I need help to answer a duct sizing, barometric damper question for a combined passive make-up air and exhaust type ACH system? (I've talked to the two HVAC shops in town and neither can help).
The data I need is what size of hard duct (and shape?) to feed continuous 50-60cfm bath fan (ACH) and provide make-up air for 250-300cfm rangehood, dryer, bath fan on full speed (110cfm)? I've got a number of ways I can duct this system. They range from 10' with 90 degree turn at intake/outlet(low/high), to 37' with 4-90 elbows (inlet/outlet plus two). I may temper the incoming air with a loop off of the radiant floor boiler.
Would you mention some barometric damper outfits with high quality/function products?
Some other data:
Propane cook top as only open combustion (elec. oven, boiler -radiant slab- with outside air intake and DHW loop).
Two people, two bedrooms
7500 HDD, east foot of Rockies, dry year round, no AC necessary.
Tight house (guessed at .25 ACH), 1725 sq.ft., 35% SSF (passive solar).
Only potential for intake is on predominently leeward side.
Here's a formula that will get things started.
Q= 1.07 X A X the sq. root of 3p
1.07 is a constant
A=area of the opening needed at each end of the duct
3p= 3 pascals of pressure difference.
So if you needed 300 cfms of passive makeup air:
350 cfm= 1.07 X 188.9 X 1.7321
The duct size would be at least 16" round ,based on your rescription.
For the given CFM, the pressure difference has the only potential wiggle room. Are the 3 Pascals of pressure difference hard and fast for a passive supply duct or would it be different for the two examples (10'& 2-90's, 37' & 4-90's)?
The equation is actually for the grille size required for a passive transfer grille .Note that the area given ,is the "free" area of the grille ,usually about 75% of the total grille size,best to use the grille mfrs. data ,if possible.
The duct size needs to be increase ,when the distance and elbows increase.
More than 3 pascals ,will tend to cause infiltration,when the exhaust fans are on,which is what I'm guessing you are trying to avoid.
It's not likely that all fans ,and the dryer will be on at the same time,at least not often,so you may want to consider that in your sizing.
Where do you intend for the makeup air to enter the home?
as Dash states: consider the most likely scenerio: 2 ba fans for 15- 20min, or
dryer fan for 40min,
or cook fan for 30min.
yes, sometimes may come up a little short, but if one is cooking, exterior doors may be opened due to coming/going.
What is YOUR family pattern?
2 intakes, 1 for ba, 1 for kit & dryer? -- keeps pipes smaller
[Edited by cem-bsee on 06-24-2005 at 10:58 AM]
The intake would be about floor level below neutral plane (no basement, single story) and other end is in or near ceiling either behind refrigerator (10'w/ 2-90's), in pantry near freezer, (23' and 3-90's), in non-sitting area between LR and Kitch.(37' and 4-90's).
I don't know that I'm trying to avoid infiltration, but I don't do this for a living.
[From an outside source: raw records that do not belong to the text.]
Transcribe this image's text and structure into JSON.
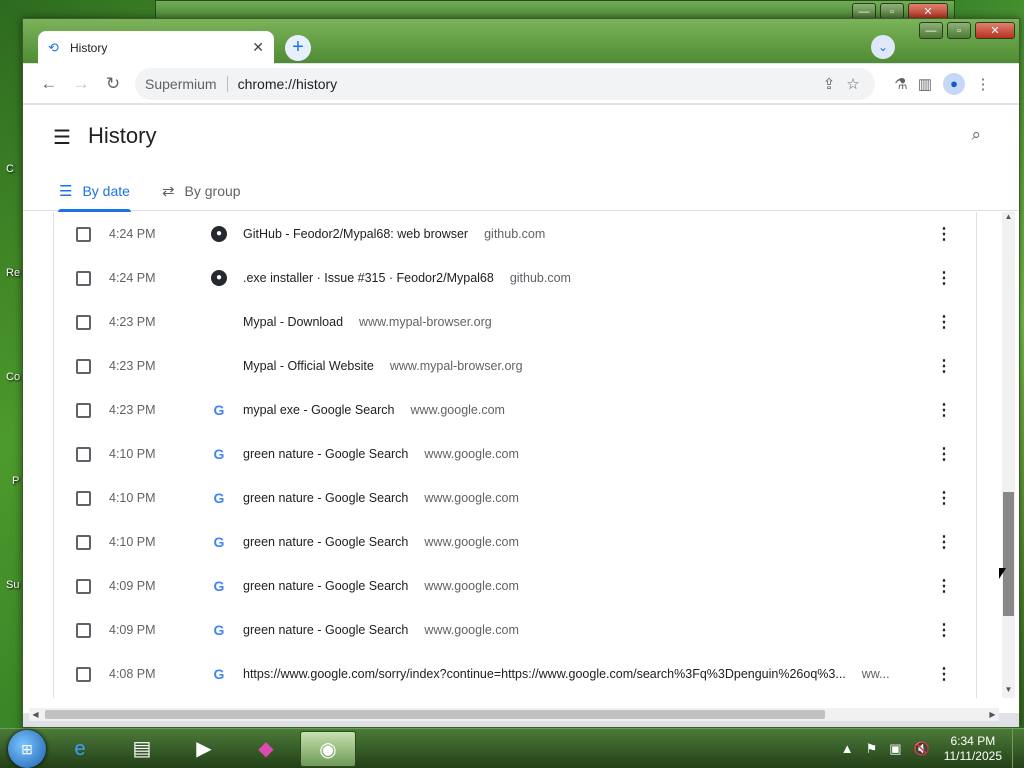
{
  "desktop": {
    "labels": [
      "C",
      "Re",
      "Co",
      "P",
      "Su"
    ]
  },
  "browser": {
    "tab": {
      "title": "History"
    },
    "toolbar": {
      "back_label": "←",
      "forward_label": "→",
      "reload_label": "↻",
      "brand": "Supermium",
      "url": "chrome://history"
    }
  },
  "history": {
    "title": "History",
    "tabs": [
      {
        "label": "By date",
        "icon": "list-icon"
      },
      {
        "label": "By group",
        "icon": "group-icon"
      }
    ],
    "rows": [
      {
        "time": "4:24 PM",
        "favicon": "github",
        "title": "GitHub - Feodor2/Mypal68: web browser",
        "domain": "github.com"
      },
      {
        "time": "4:24 PM",
        "favicon": "github",
        "title": ".exe installer · Issue #315 · Feodor2/Mypal68",
        "domain": "github.com"
      },
      {
        "time": "4:23 PM",
        "favicon": "none",
        "title": "Mypal - Download",
        "domain": "www.mypal-browser.org"
      },
      {
        "time": "4:23 PM",
        "favicon": "none",
        "title": "Mypal - Official Website",
        "domain": "www.mypal-browser.org"
      },
      {
        "time": "4:23 PM",
        "favicon": "google",
        "title": "mypal exe - Google Search",
        "domain": "www.google.com"
      },
      {
        "time": "4:10 PM",
        "favicon": "google",
        "title": "green nature - Google Search",
        "domain": "www.google.com"
      },
      {
        "time": "4:10 PM",
        "favicon": "google",
        "title": "green nature - Google Search",
        "domain": "www.google.com"
      },
      {
        "time": "4:10 PM",
        "favicon": "google",
        "title": "green nature - Google Search",
        "domain": "www.google.com"
      },
      {
        "time": "4:09 PM",
        "favicon": "google",
        "title": "green nature - Google Search",
        "domain": "www.google.com"
      },
      {
        "time": "4:09 PM",
        "favicon": "google",
        "title": "green nature - Google Search",
        "domain": "www.google.com"
      },
      {
        "time": "4:08 PM",
        "favicon": "google",
        "title": "https://www.google.com/sorry/index?continue=https://www.google.com/search%3Fq%3Dpenguin%26oq%3...",
        "domain": "ww..."
      }
    ]
  },
  "taskbar": {
    "clock_time": "6:34 PM",
    "clock_date": "11/11/2025"
  },
  "colors": {
    "accent": "#1a73e8",
    "text": "#202124",
    "muted": "#5f6368"
  }
}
The make-up aspect of this is to control where the air comes into the house so I figured when the rangehood was on, the pressure differential would open the barometric damper further than the 50-60 cfm continuous bath fan (ACH) does (one BR, Cem-bsee).
Thanks for pointing out the useage times. Our useage is two people, simple living, conservation minded.
I see your point about two intakes. The Dryer is on north wall in Ut.Rm. which is across the hall, two doors, 19', and on the same level (north half floor 6" up from south half floor) as the Bath Rm. The rangehood is in the south half some 35' away from the dryer and the passive intake and dump are in between. Does this work with your suggestion?
If you use one "damper" and duct for all,the bath fans alone ,likely won't be enough to open it.
If you duct it to the return of the HVAC system,then the fresh air can be "conditioned" and filtered.
There is no 'return to the HVAC', Dash, heating radiant slab (Weil-McLain 'Ultra' boiler).
My bad ,when you are in Florida,it's easy to think everyone has a ducted A/C system.
My part of Wyoming, you want it cooler, you open a window. In the heat of the summer (mid-July to mid-Aug.) opening them after sunset will cool a house enough to get you through the day... usually.